Put yourself in a developer’s shoes. Your bosses and peers measure your abilities on two dimensions: “How quickly do you solve problems?” and “Do your solutions work?” Thus, when faced with a decision like the following, which decision will you make?
- Spend $1/hour on a server that is 100% certain to be big enough for my project. Requisition it in 5 minutes and never think about it again, spending all of my time on beating the milestone.
- Spend $0.25/hour on a server that is 80% certain to be big enough for my project. On the 20% chance that the server isn’t big enough, do performance profiling to understand why, rewrite portions of the code, and/or go to my boss to discuss the tradeoff of spending more on bigger hardware versus spending more time on development.
The question is rhetorical, of course – you’d be a fool to not choose option #1 if there are no incentives to push you toward #2. Why risk your professional reputation for money that isn’t yours?

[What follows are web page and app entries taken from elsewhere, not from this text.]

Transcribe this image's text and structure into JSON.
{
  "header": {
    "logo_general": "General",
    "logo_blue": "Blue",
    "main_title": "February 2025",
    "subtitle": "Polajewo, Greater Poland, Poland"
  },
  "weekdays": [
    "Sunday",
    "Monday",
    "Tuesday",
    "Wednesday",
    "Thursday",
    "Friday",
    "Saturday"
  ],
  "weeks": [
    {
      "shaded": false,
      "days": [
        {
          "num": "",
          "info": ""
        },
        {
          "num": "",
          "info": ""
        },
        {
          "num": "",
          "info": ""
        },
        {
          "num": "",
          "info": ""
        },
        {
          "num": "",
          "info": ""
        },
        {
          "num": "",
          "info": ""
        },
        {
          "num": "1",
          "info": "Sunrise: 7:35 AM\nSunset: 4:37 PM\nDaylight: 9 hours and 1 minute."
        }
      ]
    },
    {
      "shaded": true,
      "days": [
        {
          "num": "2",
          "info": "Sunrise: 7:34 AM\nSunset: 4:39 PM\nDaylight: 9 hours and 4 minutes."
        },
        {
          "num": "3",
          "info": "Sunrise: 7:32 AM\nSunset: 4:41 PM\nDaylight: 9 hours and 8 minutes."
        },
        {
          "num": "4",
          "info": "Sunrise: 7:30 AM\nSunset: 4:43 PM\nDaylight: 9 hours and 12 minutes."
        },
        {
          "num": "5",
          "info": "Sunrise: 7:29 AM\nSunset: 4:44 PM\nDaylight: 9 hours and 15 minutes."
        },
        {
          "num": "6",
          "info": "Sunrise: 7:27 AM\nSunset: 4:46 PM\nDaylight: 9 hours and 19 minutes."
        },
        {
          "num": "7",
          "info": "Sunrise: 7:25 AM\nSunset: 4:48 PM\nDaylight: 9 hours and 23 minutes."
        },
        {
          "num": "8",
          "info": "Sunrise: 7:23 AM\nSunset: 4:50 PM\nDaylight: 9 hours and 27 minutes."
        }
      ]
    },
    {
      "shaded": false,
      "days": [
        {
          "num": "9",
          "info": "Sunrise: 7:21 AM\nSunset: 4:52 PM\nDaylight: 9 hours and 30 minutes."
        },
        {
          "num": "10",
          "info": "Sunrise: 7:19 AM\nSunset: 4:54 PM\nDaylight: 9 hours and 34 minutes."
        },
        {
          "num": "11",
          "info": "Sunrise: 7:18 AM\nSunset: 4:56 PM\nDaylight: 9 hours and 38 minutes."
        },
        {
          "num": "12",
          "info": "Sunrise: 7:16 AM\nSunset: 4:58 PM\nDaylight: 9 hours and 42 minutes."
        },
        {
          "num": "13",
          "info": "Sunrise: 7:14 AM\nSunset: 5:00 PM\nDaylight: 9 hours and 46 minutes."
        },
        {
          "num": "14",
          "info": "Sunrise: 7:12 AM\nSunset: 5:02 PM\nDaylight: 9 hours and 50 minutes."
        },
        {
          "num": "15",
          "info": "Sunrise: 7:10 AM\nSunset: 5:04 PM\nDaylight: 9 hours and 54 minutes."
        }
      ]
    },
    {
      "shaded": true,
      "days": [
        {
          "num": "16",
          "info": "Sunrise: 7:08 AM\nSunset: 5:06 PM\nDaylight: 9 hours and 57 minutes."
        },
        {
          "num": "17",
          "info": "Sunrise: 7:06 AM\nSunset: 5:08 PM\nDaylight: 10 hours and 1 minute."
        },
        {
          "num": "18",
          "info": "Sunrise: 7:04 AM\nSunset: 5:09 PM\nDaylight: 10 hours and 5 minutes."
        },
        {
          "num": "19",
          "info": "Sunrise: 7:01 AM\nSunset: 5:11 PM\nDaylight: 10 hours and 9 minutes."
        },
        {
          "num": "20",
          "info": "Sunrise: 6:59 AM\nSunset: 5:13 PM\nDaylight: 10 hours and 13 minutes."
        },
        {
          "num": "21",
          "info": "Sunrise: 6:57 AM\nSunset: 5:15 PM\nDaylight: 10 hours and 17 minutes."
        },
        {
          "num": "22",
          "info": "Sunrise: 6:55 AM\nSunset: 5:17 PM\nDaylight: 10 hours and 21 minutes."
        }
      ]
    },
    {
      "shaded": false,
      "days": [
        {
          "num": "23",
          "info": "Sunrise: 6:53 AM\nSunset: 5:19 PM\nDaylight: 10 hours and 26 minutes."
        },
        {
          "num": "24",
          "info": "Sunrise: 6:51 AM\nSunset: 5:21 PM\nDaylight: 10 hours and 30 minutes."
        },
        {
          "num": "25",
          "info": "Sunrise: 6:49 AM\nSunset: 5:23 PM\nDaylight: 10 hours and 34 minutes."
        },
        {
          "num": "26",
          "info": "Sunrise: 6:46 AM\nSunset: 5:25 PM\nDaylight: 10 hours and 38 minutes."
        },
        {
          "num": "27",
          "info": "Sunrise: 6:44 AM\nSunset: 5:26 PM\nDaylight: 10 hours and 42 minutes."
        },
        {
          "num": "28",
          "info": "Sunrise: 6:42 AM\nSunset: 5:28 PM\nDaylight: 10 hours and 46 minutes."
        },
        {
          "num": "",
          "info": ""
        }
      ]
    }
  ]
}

Making matters worse, once spending has started, there’s no incentive to back-track and eliminate the waste. Post-development incentives are tied to uptime, quality, and customer satisfaction, which are partial trade-offs against hardware spending. You want your servers to handle spikes in traffic. You want the servers to perform well for all of your customers. Nobody is talking to developers about cost efficiency, so nobody is going to down-size once the solution is in production. Even if the risk is small, why do it?
It all works well if somebody has a budget in advance, understands the technical limitations and cost/performance trade-offs, and is asking hard questions along the way. Without that person, the incentives you’ve given your team will in turn deliver ever-escalating costs.
A lack of cloud expertise causes suboptimal decision-making
While pricing structures for cloud providers are straightforward in the main, they’re full of intricacies and options that require expertise and a spreadsheet to optimize.
One example: AWS Reserved Instances (RI’s). These provide a discount over on-demand pricing for server time in exchange for a pre-purchase agreement for that time. At a glance, they’re simple enough – pay for a full month up-front, get a big discount. But many companies make a critical error here. They assume they’re purchasing blocks of instance-hours (e.g., 2 servers’ worth of time for 1 month), when in reality they’re purchasing discounts on concurrently-running instances (e.g., discount on up to 2 concurrently-running instances during the 1-month term). So if you run 4 instances at a time about half the days in a typical month, and buy 2 RI’s to cover that need, then congratulations – you’ve wasted a lot of money. Zing!
Another example: Elastic Load Balancers (ELB’s), which are AWS’s quick-fix solution for load balancing traffic across your web/application servers. Many developers assume that the pricing scales linearly with the amount of traffic served, and that’s true at the limit – but there’s a huge step in the cost graph for a load balancer with zero traffic whatsoever. The fine print here is that each ELB costs $18 per month regardless of its traffic load, and this is a common misunderstanding that leads to dozens upon dozens of unused ELB’s sitting in development, testing, and production accounts racking up hundreds of dollars per month in charges. Ouch!
These are just two examples. There are dozens of other common traps: Elastic Block Store (EBS)volumes and their (expensive) IOPS provisioning options, various instance sizes with differing cost-per-performance metrics, improper auto-scaling policies that can cause significant over-spend in the blink of an eye, etc.
All of this is to point out that, if you don’t have a cloud infrastructure expert, you’ve probably been making suboptimal decisions for a while.
You’re not alone
As I’ve mentioned, these are common problems for cloud infrastructure buyers, and I’ve seen massive over-spend in start-ups, small companies, and post-IPO tech organizations. So if you’re suspicious that your bill has grown abnormally large, your hunch is probably correct.
The good news is that, like the client I mentioned above, you can cut these costs very quickly with the right expertise and some tenacity. I’m happy to provide advice – free! – if you drop me a line, or contact me through my firm’s site.